And, I do like this quote…too true
“Cake has gotten a bad rap. People equate virtue with turning down dessert.”
Of course, when it rains, it pours. With her household in limbo as her husband now has no income and no job, this is the time for Ruth’s estranged father to call from the hospital desperate for help. Of course!
Despite the series of events that lead to the distress and chaos of the household (layoff, both parents moving in, a moody teenager), this book was fresher and sweeter than the lugubrious Olive Kitteridge which was our previous book club read. Somehow this book was much easier to read—I love that Ruth would escape into the kitchen and bake her heart out. She seemed to me as real as Olive, yet much more a person I would want as a neighbor or friend and not just because she gives away cakes. Okay, the cakes would be a major PLUS! Wouldn’t you just love to sit in the kitchen and watch Ruth bake?
I was a teeny-wee bit disappointed to note that every recipe was "a reprint of previously published material." Didn't you just want the author to have been inspired by her grandmother's famous (handwritten recipe) cake? It seemed to me that not one cake was from Jeanne Ray; all were from cookbooks or magazine articles, bummer.

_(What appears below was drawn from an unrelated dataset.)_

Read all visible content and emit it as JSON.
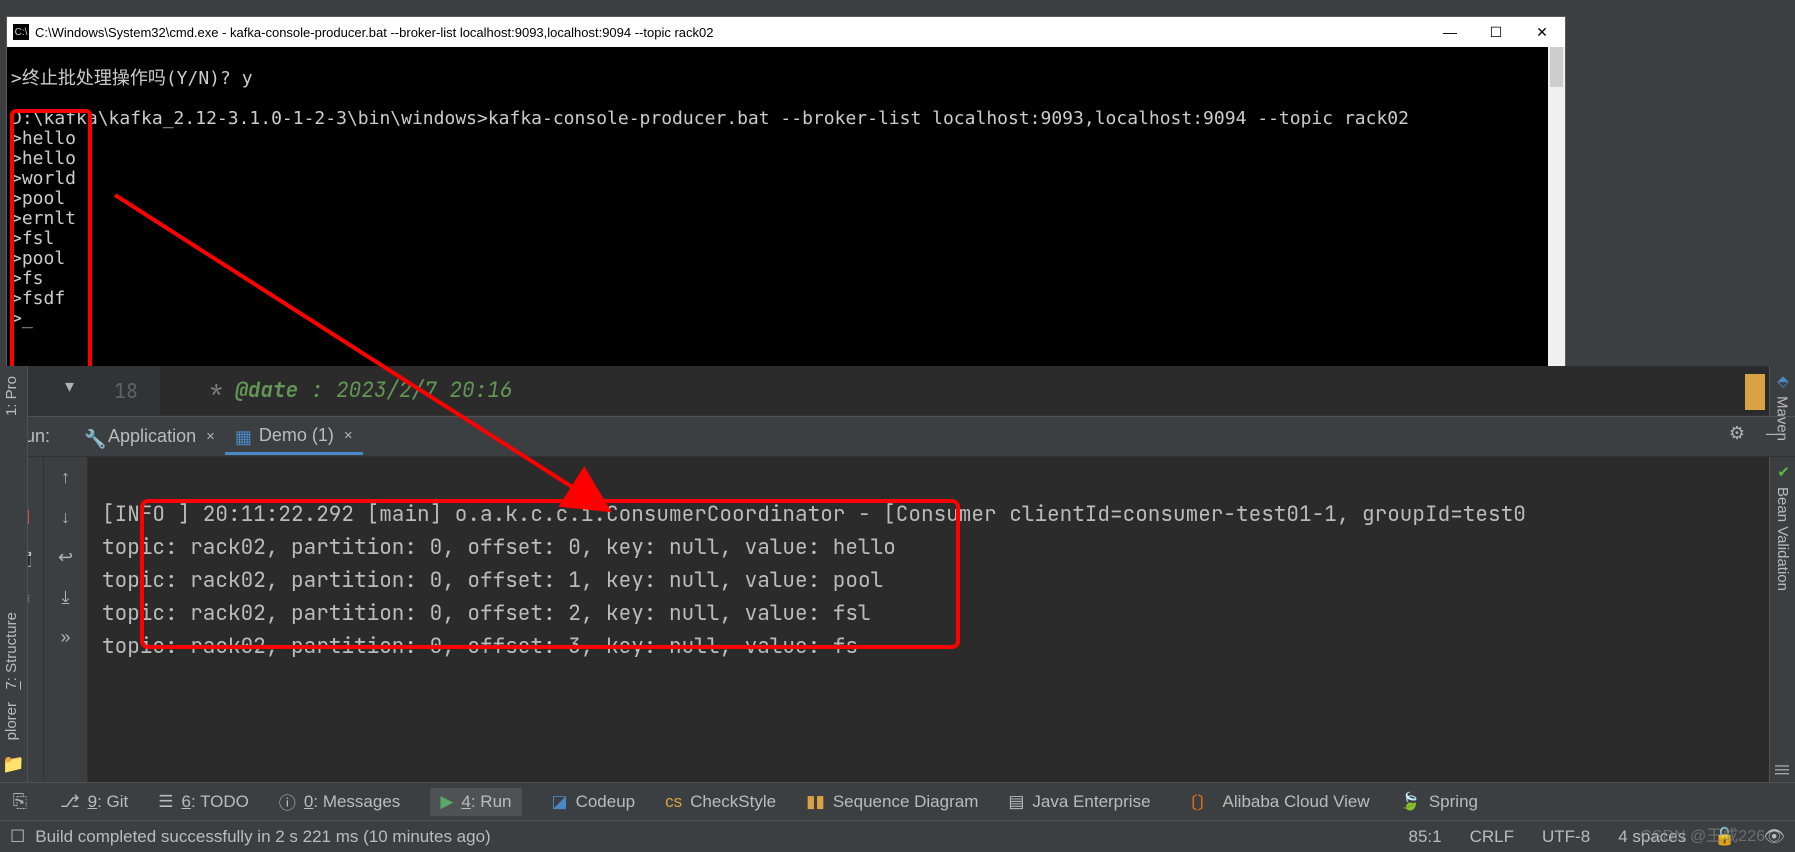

All in all, the mishaps that occur in Eat Cake are much lighter and simpler than a heavy novel. I needed a simple warm slice of cake novel. And, lucky me it was my birthday month, so I did get a yellow cake with butter cream--oh I craved that cake! Perhaps not the best book if you are on a diet as the delicious cake descriptions will bring out the frosting and sweet cravings.